What is required: Scan the entries below for the word "paid" and copy every line where it turns up.

[Page and application data records]
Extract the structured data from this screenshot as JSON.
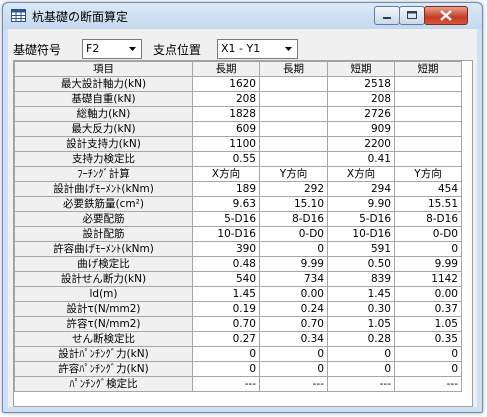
{
  "window": {
    "title": "杭基礎の断面算定"
  },
  "controls": {
    "foundation_label": "基礎符号",
    "foundation_value": "F2",
    "support_label": "支点位置",
    "support_value": "X1 - Y1"
  },
  "colors": {
    "titlebar": "#c4d8ef",
    "close_button": "#c43c24",
    "header_bg": "#f0f0f0"
  },
  "icons": [
    "table-icon",
    "minimize-icon",
    "maximize-icon",
    "close-icon",
    "chevron-down-icon"
  ],
  "table": {
    "headers": [
      "項目",
      "長期",
      "長期",
      "短期",
      "短期"
    ],
    "rows": [
      {
        "label": "最大設計軸力(kN)",
        "cells": [
          "1620",
          "",
          "2518",
          ""
        ]
      },
      {
        "label": "基礎自重(kN)",
        "cells": [
          "208",
          "",
          "208",
          ""
        ]
      },
      {
        "label": "総軸力(kN)",
        "cells": [
          "1828",
          "",
          "2726",
          ""
        ]
      },
      {
        "label": "最大反力(kN)",
        "cells": [
          "609",
          "",
          "909",
          ""
        ]
      },
      {
        "label": "設計支持力(kN)",
        "cells": [
          "1100",
          "",
          "2200",
          ""
        ]
      },
      {
        "label": "支持力検定比",
        "cells": [
          "0.55",
          "",
          "0.41",
          ""
        ]
      },
      {
        "label": "ﾌｰﾁﾝｸﾞ計算",
        "cells": [
          "X方向",
          "Y方向",
          "X方向",
          "Y方向"
        ],
        "centered": true
      },
      {
        "label": "設計曲げﾓｰﾒﾝﾄ(kNm)",
        "cells": [
          "189",
          "292",
          "294",
          "454"
        ]
      },
      {
        "label": "必要鉄筋量(cm²)",
        "cells": [
          "9.63",
          "15.10",
          "9.90",
          "15.51"
        ]
      },
      {
        "label": "必要配筋",
        "cells": [
          "5-D16",
          "8-D16",
          "5-D16",
          "8-D16"
        ]
      },
      {
        "label": "設計配筋",
        "cells": [
          "10-D16",
          "0-D0",
          "10-D16",
          "0-D0"
        ]
      },
      {
        "label": "許容曲げﾓｰﾒﾝﾄ(kNm)",
        "cells": [
          "390",
          "0",
          "591",
          "0"
        ]
      },
      {
        "label": "曲げ検定比",
        "cells": [
          "0.48",
          "9.99",
          "0.50",
          "9.99"
        ]
      },
      {
        "label": "設計せん断力(kN)",
        "cells": [
          "540",
          "734",
          "839",
          "1142"
        ]
      },
      {
        "label": "ld(m)",
        "cells": [
          "1.45",
          "0.00",
          "1.45",
          "0.00"
        ]
      },
      {
        "label": "設計τ(N/mm2)",
        "cells": [
          "0.19",
          "0.24",
          "0.30",
          "0.37"
        ]
      },
      {
        "label": "許容τ(N/mm2)",
        "cells": [
          "0.70",
          "0.70",
          "1.05",
          "1.05"
        ]
      },
      {
        "label": "せん断検定比",
        "cells": [
          "0.27",
          "0.34",
          "0.28",
          "0.35"
        ]
      },
      {
        "label": "設計ﾊﾟﾝﾁﾝｸﾞ力(kN)",
        "cells": [
          "0",
          "0",
          "0",
          "0"
        ]
      },
      {
        "label": "許容ﾊﾟﾝﾁﾝｸﾞ力(kN)",
        "cells": [
          "0",
          "0",
          "0",
          "0"
        ]
      },
      {
        "label": "ﾊﾟﾝﾁﾝｸﾞ検定比",
        "cells": [
          "---",
          "---",
          "---",
          "---"
        ]
      }
    ]
  }
}
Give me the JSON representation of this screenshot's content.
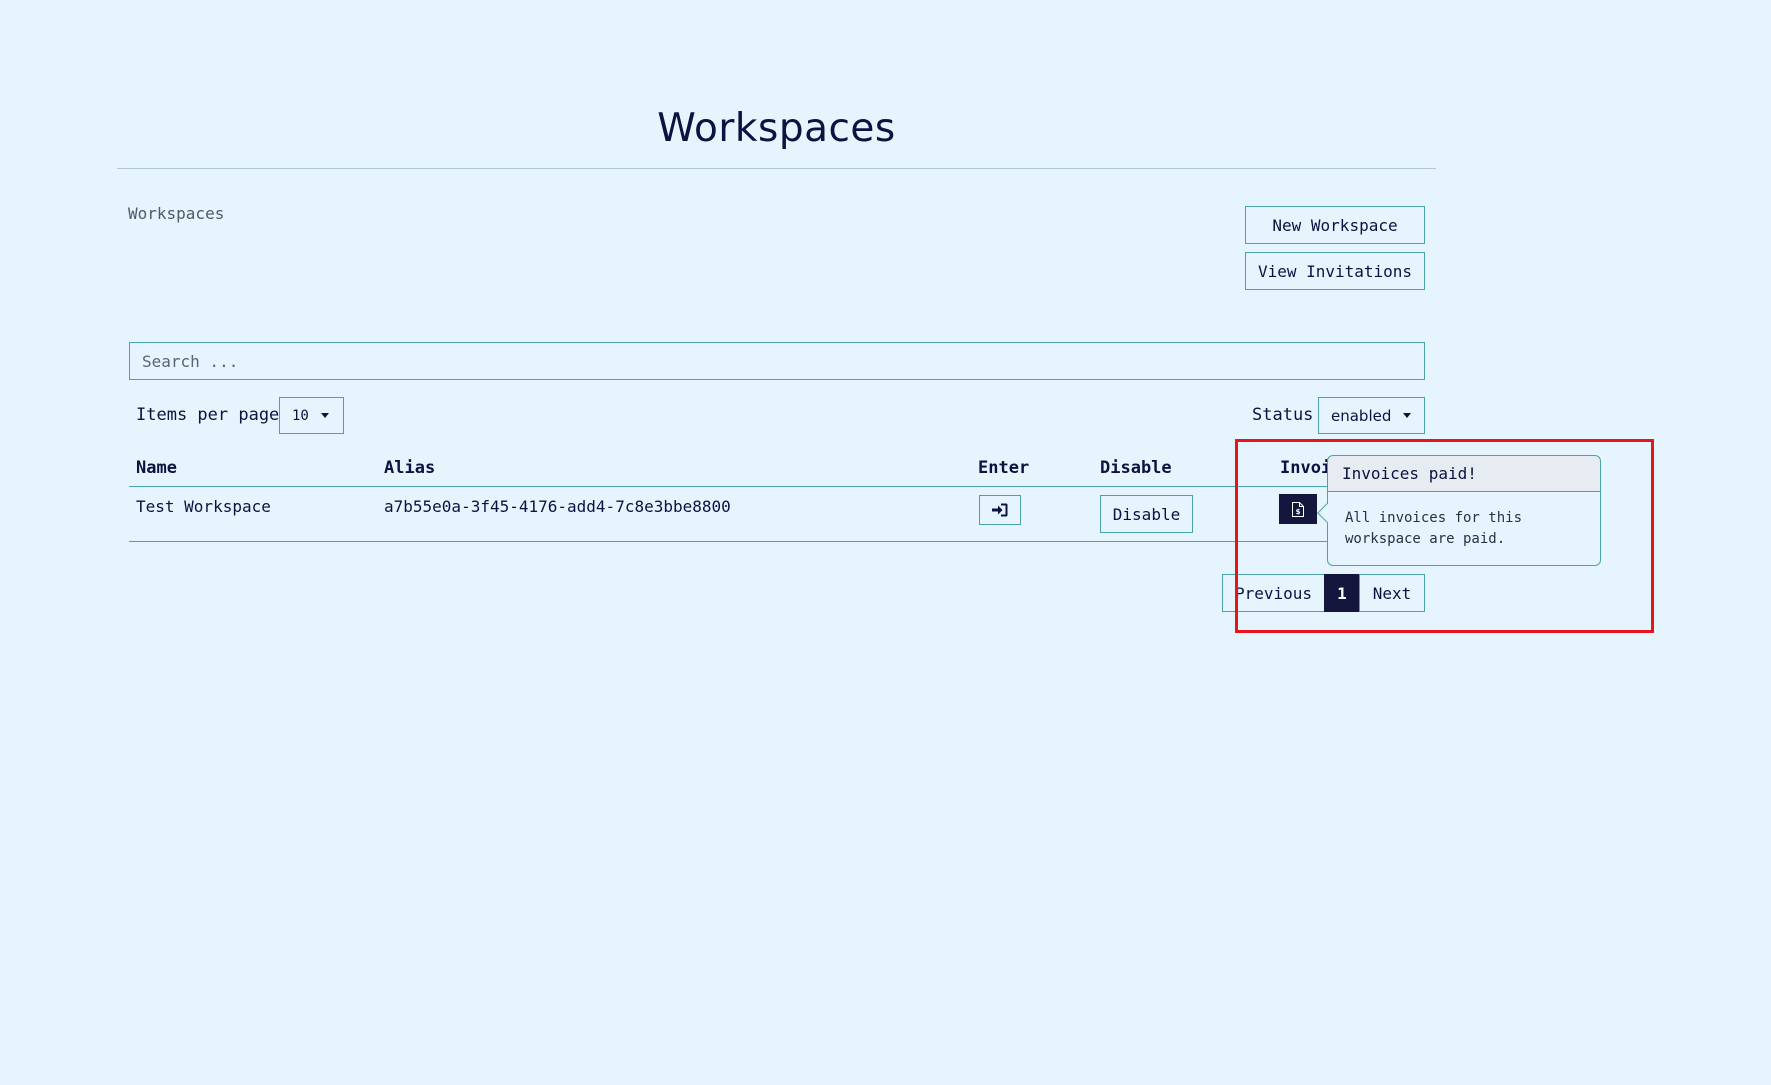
{
  "page": {
    "title": "Workspaces",
    "breadcrumb": "Workspaces"
  },
  "actions": {
    "new_workspace": "New Workspace",
    "view_invitations": "View Invitations"
  },
  "search": {
    "placeholder": "Search ...",
    "value": ""
  },
  "filters": {
    "items_per_page_label": "Items per page",
    "items_per_page_value": "10",
    "status_label": "Status",
    "status_value": "enabled"
  },
  "table": {
    "columns": [
      "Name",
      "Alias",
      "Enter",
      "Disable",
      "Invoices"
    ],
    "rows": [
      {
        "name": "Test Workspace",
        "alias": "a7b55e0a-3f45-4176-add4-7c8e3bbe8800",
        "enter_icon": "sign-in-icon",
        "disable_label": "Disable",
        "invoice_icon": "invoice-dollar-icon"
      }
    ]
  },
  "popover": {
    "title": "Invoices paid!",
    "body": "All invoices for this workspace are paid."
  },
  "pagination": {
    "previous": "Previous",
    "current": "1",
    "next": "Next"
  },
  "colors": {
    "background": "#e6f4fe",
    "border": "#4aa3a8",
    "text": "#0d1240",
    "active": "#14163e",
    "highlight": "#e8141c"
  }
}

Expected answer:
    "title": "Invoices paid!",
    "body": "All invoices for this workspace are paid."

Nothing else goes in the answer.